▸ **ASSIGNMENT**
Skip the images. Copy the records exactly as written.

▸ **GIVEN RECORDS**

Segment Open

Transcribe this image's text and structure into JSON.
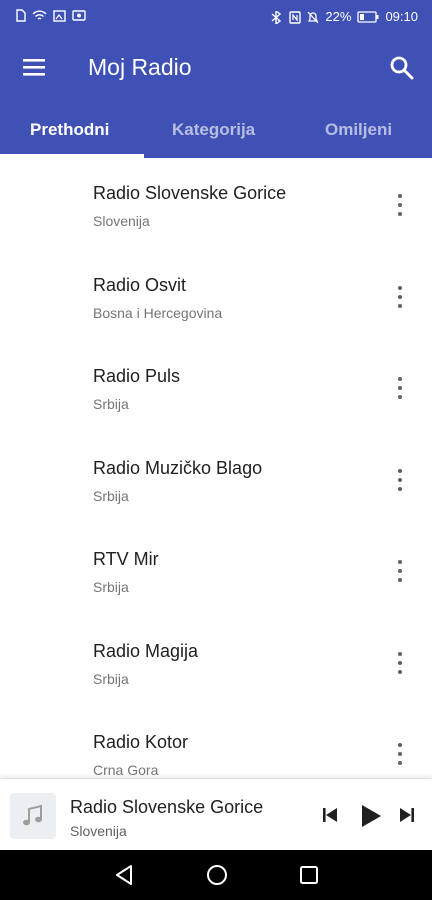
{
  "status_bar": {
    "battery": "22%",
    "time": "09:10",
    "icons": [
      "sim-card-icon",
      "wifi-icon",
      "screen-cast-icon",
      "photo-icon",
      "bluetooth-icon",
      "nfc-icon",
      "mute-icon",
      "battery-icon"
    ]
  },
  "app_bar": {
    "title": "Moj Radio",
    "menu_icon": "hamburger-menu-icon",
    "search_icon": "search-icon"
  },
  "tabs": [
    {
      "label": "Prethodni",
      "active": true
    },
    {
      "label": "Kategorija",
      "active": false
    },
    {
      "label": "Omiljeni",
      "active": false
    }
  ],
  "stations": [
    {
      "name": "Radio Slovenske Gorice",
      "country": "Slovenija"
    },
    {
      "name": "Radio Osvit",
      "country": "Bosna i Hercegovina"
    },
    {
      "name": "Radio Puls",
      "country": "Srbija"
    },
    {
      "name": "Radio Muzičko Blago",
      "country": "Srbija"
    },
    {
      "name": "RTV Mir",
      "country": "Srbija"
    },
    {
      "name": "Radio Magija",
      "country": "Srbija"
    },
    {
      "name": "Radio Kotor",
      "country": "Crna Gora"
    }
  ],
  "player": {
    "station": "Radio Slovenske Gorice",
    "country": "Slovenija",
    "icons": [
      "music-note-icon",
      "skip-previous-icon",
      "play-icon",
      "skip-next-icon"
    ]
  },
  "navigation_bar": {
    "icons": [
      "back-icon",
      "home-icon",
      "recents-icon"
    ]
  },
  "colors": {
    "primary": "#3f51b5",
    "text_primary": "#212121",
    "text_secondary": "#757575"
  }
}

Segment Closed

▸ **ANSWER TO THIS TASK**
Transcribe this image's text and structure into JSON.
{
  "status_bar": {
    "battery": "22%",
    "time": "09:10",
    "icons": [
      "sim-card-icon",
      "wifi-icon",
      "screen-cast-icon",
      "photo-icon",
      "bluetooth-icon",
      "nfc-icon",
      "mute-icon",
      "battery-icon"
    ]
  },
  "app_bar": {
    "title": "Moj Radio",
    "menu_icon": "hamburger-menu-icon",
    "search_icon": "search-icon"
  },
  "tabs": [
    {
      "label": "Prethodni",
      "active": true
    },
    {
      "label": "Kategorija",
      "active": false
    },
    {
      "label": "Omiljeni",
      "active": false
    }
  ],
  "stations": [
    {
      "name": "Radio Slovenske Gorice",
      "country": "Slovenija"
    },
    {
      "name": "Radio Osvit",
      "country": "Bosna i Hercegovina"
    },
    {
      "name": "Radio Puls",
      "country": "Srbija"
    },
    {
      "name": "Radio Muzičko Blago",
      "country": "Srbija"
    },
    {
      "name": "RTV Mir",
      "country": "Srbija"
    },
    {
      "name": "Radio Magija",
      "country": "Srbija"
    },
    {
      "name": "Radio Kotor",
      "country": "Crna Gora"
    }
  ],
  "player": {
    "station": "Radio Slovenske Gorice",
    "country": "Slovenija",
    "icons": [
      "music-note-icon",
      "skip-previous-icon",
      "play-icon",
      "skip-next-icon"
    ]
  },
  "navigation_bar": {
    "icons": [
      "back-icon",
      "home-icon",
      "recents-icon"
    ]
  },
  "colors": {
    "primary": "#3f51b5",
    "text_primary": "#212121",
    "text_secondary": "#757575"
  }
}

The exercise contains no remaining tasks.